#### DATA FOR THE TASK ####
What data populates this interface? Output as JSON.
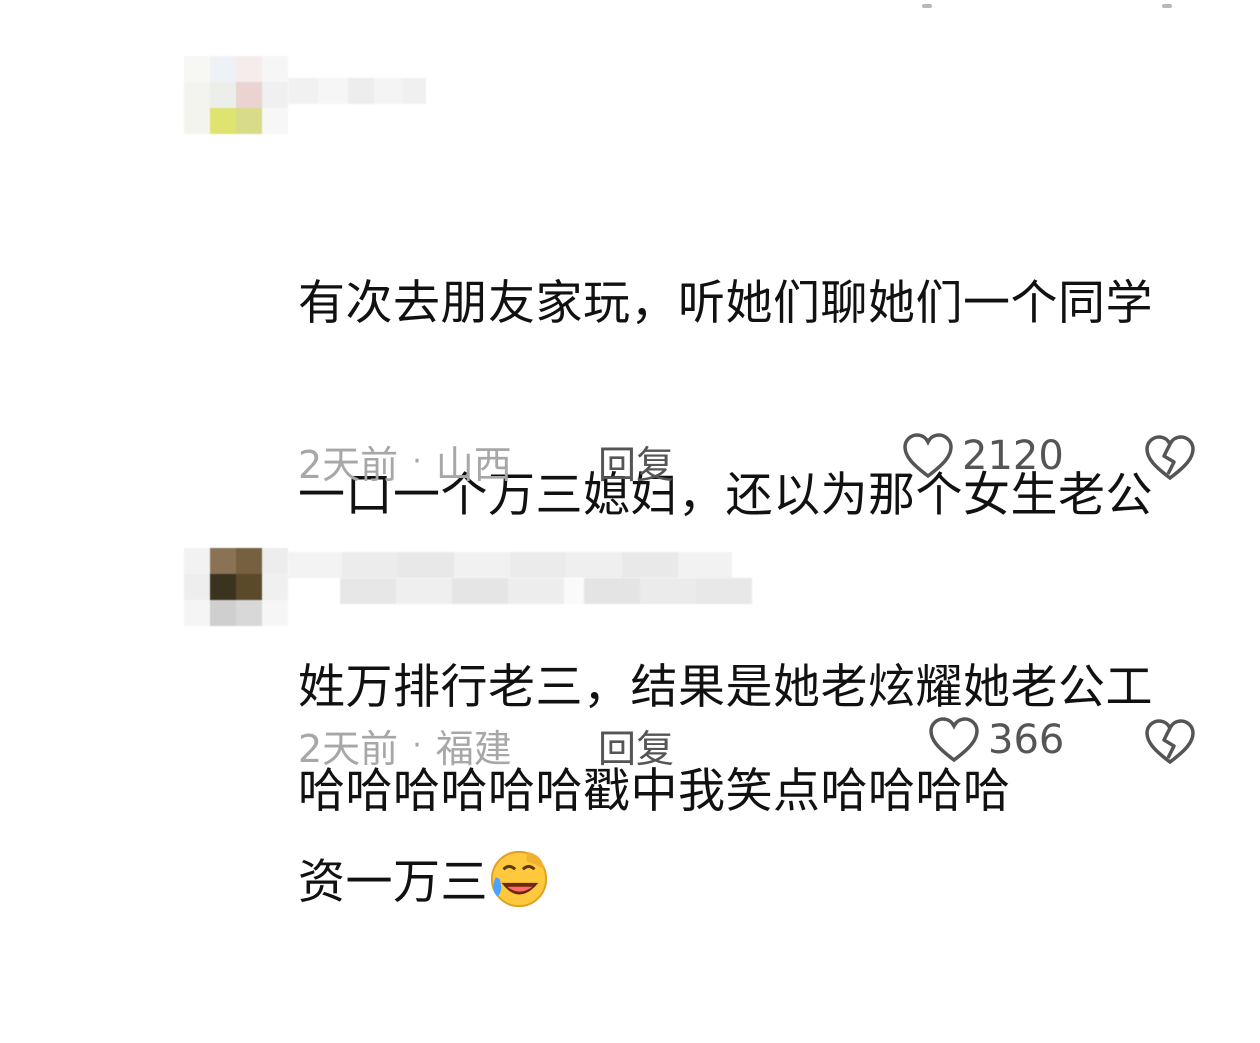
{
  "comments": [
    {
      "text_lines": [
        "有次去朋友家玩，听她们聊她们一个同学",
        "一口一个万三媳妇，还以为那个女生老公",
        "姓万排行老三，结果是她老炫耀她老公工",
        "资一万三"
      ],
      "emoji": "laughing-crying-emoji",
      "time": "2天前",
      "location": "山西",
      "separator": "·",
      "reply_label": "回复",
      "likes": "2120"
    },
    {
      "text_lines": [
        "哈哈哈哈哈哈戳中我笑点哈哈哈哈"
      ],
      "time": "2天前",
      "location": "福建",
      "separator": "·",
      "reply_label": "回复",
      "likes": "366"
    }
  ],
  "colors": {
    "text": "#111111",
    "meta": "#a7a7a7",
    "action": "#555555"
  }
}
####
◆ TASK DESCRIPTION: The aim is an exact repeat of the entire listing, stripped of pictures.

◆ RESULT OF THIS EXERCISE:
What data populates this interface? Output as JSON.
{
  "comments": [
    {
      "text_lines": [
        "有次去朋友家玩，听她们聊她们一个同学",
        "一口一个万三媳妇，还以为那个女生老公",
        "姓万排行老三，结果是她老炫耀她老公工",
        "资一万三"
      ],
      "emoji": "laughing-crying-emoji",
      "time": "2天前",
      "location": "山西",
      "separator": "·",
      "reply_label": "回复",
      "likes": "2120"
    },
    {
      "text_lines": [
        "哈哈哈哈哈哈戳中我笑点哈哈哈哈"
      ],
      "time": "2天前",
      "location": "福建",
      "separator": "·",
      "reply_label": "回复",
      "likes": "366"
    }
  ],
  "colors": {
    "text": "#111111",
    "meta": "#a7a7a7",
    "action": "#555555"
  }
}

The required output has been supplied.